» **Work to complete**
Only the lines from the line containing "Serialize everything readable" to the end of the records, both included, belong in the answer, copied exactly.

» **Entries shown**
↓↓↓
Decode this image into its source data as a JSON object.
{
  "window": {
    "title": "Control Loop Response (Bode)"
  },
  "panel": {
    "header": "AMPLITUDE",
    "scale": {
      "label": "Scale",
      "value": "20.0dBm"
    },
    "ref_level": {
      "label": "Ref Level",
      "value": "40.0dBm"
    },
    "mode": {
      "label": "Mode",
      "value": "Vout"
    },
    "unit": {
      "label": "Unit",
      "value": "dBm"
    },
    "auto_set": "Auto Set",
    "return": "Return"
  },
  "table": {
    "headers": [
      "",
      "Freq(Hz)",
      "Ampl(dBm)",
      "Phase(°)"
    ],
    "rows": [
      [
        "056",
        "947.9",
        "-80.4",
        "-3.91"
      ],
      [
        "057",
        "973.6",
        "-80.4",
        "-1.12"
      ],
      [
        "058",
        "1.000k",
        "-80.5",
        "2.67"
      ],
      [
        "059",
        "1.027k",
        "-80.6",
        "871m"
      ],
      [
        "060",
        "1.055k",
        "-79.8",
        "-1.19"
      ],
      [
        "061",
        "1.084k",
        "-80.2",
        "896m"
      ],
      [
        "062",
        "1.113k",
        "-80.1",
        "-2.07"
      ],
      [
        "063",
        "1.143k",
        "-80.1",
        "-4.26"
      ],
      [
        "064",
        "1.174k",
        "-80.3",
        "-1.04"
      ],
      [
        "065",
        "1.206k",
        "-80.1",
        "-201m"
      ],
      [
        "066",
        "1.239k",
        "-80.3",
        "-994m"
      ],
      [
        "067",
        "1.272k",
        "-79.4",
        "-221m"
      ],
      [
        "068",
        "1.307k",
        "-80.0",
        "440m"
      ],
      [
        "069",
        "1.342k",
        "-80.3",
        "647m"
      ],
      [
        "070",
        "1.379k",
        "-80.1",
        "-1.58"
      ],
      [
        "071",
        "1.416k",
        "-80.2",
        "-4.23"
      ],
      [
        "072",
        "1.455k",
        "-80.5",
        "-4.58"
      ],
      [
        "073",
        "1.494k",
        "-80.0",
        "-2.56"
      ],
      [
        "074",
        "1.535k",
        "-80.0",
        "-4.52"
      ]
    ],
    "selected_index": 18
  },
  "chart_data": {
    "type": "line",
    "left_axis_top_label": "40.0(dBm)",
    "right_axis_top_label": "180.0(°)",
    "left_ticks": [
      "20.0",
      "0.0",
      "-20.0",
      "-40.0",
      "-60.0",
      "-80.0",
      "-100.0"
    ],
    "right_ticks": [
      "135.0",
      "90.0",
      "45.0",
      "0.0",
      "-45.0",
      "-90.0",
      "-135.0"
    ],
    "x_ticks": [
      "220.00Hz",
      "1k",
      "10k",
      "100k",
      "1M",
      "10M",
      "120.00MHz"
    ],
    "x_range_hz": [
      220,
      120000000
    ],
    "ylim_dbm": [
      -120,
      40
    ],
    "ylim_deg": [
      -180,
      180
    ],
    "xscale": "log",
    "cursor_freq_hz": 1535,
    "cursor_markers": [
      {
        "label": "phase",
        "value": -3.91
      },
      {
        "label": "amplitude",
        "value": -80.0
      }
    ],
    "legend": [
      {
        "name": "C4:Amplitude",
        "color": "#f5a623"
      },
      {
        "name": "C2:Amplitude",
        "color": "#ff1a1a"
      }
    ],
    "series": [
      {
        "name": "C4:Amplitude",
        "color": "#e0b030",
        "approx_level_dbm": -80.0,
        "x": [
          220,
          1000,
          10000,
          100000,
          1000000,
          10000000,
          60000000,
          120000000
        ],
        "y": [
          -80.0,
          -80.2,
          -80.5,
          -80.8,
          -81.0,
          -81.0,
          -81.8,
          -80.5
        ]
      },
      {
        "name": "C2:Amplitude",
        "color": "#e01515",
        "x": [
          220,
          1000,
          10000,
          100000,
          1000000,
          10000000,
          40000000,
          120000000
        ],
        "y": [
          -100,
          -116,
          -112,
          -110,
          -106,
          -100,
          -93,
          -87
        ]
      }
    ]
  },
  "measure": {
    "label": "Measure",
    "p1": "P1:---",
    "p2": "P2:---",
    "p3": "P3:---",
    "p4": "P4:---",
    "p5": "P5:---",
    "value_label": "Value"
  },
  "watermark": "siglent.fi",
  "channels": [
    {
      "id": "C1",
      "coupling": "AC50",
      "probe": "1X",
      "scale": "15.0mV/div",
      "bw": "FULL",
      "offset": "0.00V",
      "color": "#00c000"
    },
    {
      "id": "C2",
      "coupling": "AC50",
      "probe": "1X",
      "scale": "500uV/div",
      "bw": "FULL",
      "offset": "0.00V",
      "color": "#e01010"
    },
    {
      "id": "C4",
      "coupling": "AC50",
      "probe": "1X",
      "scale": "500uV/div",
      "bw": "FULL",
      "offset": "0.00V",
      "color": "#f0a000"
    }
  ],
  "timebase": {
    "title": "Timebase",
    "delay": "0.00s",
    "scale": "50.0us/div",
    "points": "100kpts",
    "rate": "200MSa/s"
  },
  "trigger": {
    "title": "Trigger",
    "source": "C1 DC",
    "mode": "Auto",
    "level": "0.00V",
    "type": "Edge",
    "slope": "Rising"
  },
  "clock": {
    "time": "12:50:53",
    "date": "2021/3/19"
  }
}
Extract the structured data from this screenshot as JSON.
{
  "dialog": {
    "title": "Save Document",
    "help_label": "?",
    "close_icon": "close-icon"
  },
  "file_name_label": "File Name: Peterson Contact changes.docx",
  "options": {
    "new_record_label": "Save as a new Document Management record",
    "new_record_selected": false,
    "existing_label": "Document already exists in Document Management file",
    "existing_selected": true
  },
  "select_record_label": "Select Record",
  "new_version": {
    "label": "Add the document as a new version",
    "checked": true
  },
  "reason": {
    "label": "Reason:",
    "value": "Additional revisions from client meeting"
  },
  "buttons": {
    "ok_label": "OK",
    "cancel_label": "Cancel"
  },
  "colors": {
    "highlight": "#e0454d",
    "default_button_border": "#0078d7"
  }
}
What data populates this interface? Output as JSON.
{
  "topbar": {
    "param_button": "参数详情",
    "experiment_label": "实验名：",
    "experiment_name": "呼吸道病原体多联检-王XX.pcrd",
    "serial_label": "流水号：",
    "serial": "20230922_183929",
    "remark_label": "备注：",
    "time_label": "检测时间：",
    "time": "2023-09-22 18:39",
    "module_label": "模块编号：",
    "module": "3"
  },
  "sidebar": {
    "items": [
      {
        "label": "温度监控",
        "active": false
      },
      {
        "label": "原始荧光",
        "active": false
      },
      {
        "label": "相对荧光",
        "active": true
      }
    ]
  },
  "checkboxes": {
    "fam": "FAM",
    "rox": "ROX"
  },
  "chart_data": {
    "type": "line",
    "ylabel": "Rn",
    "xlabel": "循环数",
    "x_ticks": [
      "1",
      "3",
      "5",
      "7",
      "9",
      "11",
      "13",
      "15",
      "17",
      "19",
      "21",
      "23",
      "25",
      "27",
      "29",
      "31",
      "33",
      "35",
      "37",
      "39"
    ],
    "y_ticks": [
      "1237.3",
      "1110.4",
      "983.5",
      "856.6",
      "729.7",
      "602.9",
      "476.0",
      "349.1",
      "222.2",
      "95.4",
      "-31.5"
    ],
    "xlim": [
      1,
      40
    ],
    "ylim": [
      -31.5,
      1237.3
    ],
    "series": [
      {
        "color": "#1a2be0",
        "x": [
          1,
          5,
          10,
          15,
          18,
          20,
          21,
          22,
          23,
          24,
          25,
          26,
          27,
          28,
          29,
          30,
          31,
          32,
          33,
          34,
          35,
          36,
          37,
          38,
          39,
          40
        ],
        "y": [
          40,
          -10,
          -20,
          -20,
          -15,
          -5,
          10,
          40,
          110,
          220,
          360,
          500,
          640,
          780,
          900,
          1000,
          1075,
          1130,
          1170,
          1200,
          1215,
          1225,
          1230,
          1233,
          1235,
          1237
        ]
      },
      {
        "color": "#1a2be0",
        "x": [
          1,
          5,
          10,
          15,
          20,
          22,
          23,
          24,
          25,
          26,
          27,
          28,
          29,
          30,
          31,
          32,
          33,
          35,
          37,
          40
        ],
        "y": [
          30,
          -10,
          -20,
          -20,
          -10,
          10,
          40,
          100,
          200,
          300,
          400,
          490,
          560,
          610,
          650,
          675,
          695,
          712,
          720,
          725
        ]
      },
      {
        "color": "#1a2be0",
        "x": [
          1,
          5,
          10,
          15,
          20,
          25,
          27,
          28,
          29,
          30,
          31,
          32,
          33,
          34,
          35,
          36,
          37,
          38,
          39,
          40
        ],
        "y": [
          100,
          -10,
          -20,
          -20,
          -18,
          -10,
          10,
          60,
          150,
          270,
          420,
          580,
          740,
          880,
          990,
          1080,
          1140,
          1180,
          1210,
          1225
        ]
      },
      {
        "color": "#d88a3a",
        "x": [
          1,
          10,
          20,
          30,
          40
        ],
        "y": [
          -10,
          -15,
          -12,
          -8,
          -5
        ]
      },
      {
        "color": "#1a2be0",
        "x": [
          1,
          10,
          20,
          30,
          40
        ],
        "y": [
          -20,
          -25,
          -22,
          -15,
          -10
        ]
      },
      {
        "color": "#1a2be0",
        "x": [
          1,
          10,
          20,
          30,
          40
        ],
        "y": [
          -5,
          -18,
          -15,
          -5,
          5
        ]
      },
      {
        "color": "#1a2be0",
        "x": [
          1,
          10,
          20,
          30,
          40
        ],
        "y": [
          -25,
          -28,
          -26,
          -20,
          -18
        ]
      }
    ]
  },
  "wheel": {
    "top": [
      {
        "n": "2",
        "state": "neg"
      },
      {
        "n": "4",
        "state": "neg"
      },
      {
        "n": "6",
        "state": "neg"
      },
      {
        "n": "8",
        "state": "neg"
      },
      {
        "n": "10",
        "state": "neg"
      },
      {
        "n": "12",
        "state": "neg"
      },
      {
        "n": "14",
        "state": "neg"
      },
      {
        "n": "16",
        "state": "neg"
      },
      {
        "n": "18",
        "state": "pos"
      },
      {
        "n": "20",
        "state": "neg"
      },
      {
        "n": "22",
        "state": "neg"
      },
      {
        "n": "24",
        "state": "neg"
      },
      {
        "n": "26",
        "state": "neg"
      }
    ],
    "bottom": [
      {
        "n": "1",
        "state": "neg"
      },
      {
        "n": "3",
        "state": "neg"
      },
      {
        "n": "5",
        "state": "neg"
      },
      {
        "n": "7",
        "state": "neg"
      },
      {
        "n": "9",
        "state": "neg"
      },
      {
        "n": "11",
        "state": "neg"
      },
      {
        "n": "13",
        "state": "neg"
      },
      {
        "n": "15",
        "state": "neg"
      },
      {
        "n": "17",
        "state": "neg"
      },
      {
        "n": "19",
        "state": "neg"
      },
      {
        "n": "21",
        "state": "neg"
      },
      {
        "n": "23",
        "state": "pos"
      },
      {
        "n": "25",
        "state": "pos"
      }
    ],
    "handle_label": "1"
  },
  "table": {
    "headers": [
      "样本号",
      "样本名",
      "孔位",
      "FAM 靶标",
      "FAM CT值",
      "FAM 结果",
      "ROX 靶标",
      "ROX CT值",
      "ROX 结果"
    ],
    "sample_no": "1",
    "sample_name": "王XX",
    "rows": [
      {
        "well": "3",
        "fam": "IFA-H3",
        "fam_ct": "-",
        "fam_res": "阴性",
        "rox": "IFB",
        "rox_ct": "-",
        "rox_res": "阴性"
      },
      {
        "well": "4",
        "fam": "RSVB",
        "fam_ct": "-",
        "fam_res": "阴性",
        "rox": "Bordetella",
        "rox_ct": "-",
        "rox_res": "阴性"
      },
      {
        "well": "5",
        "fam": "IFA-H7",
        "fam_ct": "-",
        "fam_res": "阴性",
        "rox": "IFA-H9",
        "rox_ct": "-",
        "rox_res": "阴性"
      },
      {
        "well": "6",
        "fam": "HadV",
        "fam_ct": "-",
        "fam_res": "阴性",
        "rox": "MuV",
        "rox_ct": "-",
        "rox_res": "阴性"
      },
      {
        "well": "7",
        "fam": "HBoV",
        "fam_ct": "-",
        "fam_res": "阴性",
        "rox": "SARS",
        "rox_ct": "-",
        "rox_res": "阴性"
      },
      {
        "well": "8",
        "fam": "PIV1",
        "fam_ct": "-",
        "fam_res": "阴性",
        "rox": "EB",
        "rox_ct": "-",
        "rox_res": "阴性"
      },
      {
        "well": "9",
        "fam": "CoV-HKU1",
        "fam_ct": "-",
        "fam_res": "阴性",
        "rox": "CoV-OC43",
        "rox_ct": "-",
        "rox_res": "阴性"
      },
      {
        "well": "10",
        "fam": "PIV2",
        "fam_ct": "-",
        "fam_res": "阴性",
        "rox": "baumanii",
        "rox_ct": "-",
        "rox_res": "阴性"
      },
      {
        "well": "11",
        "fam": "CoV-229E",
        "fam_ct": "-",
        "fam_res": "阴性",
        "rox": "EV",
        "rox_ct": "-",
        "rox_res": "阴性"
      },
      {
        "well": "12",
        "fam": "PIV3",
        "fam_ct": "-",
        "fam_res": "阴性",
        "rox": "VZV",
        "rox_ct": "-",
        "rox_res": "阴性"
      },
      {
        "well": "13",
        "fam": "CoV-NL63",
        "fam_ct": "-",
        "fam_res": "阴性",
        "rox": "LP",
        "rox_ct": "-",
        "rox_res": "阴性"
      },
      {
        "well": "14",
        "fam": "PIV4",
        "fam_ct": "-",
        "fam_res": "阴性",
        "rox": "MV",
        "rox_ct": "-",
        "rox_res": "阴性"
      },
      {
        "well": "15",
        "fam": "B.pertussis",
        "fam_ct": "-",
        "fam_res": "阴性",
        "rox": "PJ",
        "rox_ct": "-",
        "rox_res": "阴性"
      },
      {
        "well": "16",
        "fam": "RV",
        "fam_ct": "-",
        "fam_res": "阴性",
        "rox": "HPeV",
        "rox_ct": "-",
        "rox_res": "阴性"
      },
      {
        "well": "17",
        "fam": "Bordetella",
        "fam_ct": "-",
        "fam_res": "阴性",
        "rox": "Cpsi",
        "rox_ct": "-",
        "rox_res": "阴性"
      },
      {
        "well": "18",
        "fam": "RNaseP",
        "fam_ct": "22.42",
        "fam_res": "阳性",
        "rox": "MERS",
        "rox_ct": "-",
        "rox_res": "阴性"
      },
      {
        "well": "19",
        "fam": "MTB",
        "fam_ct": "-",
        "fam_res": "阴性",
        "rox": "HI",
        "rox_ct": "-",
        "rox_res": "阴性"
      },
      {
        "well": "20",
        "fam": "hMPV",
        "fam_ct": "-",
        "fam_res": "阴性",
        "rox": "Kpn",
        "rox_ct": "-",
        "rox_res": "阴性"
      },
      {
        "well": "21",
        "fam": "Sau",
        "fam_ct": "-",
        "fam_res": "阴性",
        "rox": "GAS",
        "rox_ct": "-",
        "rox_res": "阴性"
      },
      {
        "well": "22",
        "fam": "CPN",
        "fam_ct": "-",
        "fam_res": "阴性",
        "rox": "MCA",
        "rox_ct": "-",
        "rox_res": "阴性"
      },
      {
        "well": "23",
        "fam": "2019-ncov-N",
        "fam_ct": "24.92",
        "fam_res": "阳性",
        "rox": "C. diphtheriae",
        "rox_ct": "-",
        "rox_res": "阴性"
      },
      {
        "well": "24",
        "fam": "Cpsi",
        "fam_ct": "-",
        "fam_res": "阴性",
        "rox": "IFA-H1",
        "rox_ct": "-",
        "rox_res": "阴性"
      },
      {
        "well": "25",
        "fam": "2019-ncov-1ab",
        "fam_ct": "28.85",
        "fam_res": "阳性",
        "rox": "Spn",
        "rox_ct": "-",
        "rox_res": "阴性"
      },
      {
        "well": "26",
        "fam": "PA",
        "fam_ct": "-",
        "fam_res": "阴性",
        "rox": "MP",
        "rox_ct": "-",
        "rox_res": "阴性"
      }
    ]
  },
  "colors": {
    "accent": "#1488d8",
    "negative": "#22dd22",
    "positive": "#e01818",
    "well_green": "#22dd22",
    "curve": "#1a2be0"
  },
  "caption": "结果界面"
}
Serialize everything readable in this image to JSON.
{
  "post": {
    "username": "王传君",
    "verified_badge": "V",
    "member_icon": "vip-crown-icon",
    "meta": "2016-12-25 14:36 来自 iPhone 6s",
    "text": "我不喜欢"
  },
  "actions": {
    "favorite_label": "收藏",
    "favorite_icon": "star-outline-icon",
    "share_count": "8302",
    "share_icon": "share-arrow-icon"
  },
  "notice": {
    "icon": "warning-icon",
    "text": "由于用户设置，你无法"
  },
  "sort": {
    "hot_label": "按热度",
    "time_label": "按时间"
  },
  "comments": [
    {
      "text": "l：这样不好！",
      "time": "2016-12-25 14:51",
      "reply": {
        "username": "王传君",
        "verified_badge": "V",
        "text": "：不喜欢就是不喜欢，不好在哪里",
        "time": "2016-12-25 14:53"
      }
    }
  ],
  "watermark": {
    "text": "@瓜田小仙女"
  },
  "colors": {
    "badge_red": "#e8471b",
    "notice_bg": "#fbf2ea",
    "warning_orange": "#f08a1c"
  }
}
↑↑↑
» **Solution to the exercise**
Serialize everything readable in this image to JSON.
{
  "post": {
    "username": "王传君",
    "verified_badge": "V",
    "member_icon": "vip-crown-icon",
    "meta": "2016-12-25 14:36 来自 iPhone 6s",
    "text": "我不喜欢"
  },
  "actions": {
    "favorite_label": "收藏",
    "favorite_icon": "star-outline-icon",
    "share_count": "8302",
    "share_icon": "share-arrow-icon"
  },
  "notice": {
    "icon": "warning-icon",
    "text": "由于用户设置，你无法"
  },
  "sort": {
    "hot_label": "按热度",
    "time_label": "按时间"
  },
  "comments": [
    {
      "text": "l：这样不好！",
      "time": "2016-12-25 14:51",
      "reply": {
        "username": "王传君",
        "verified_badge": "V",
        "text": "：不喜欢就是不喜欢，不好在哪里",
        "time": "2016-12-25 14:53"
      }
    }
  ],
  "watermark": {
    "text": "@瓜田小仙女"
  },
  "colors": {
    "badge_red": "#e8471b",
    "notice_bg": "#fbf2ea",
    "warning_orange": "#f08a1c"
  }
}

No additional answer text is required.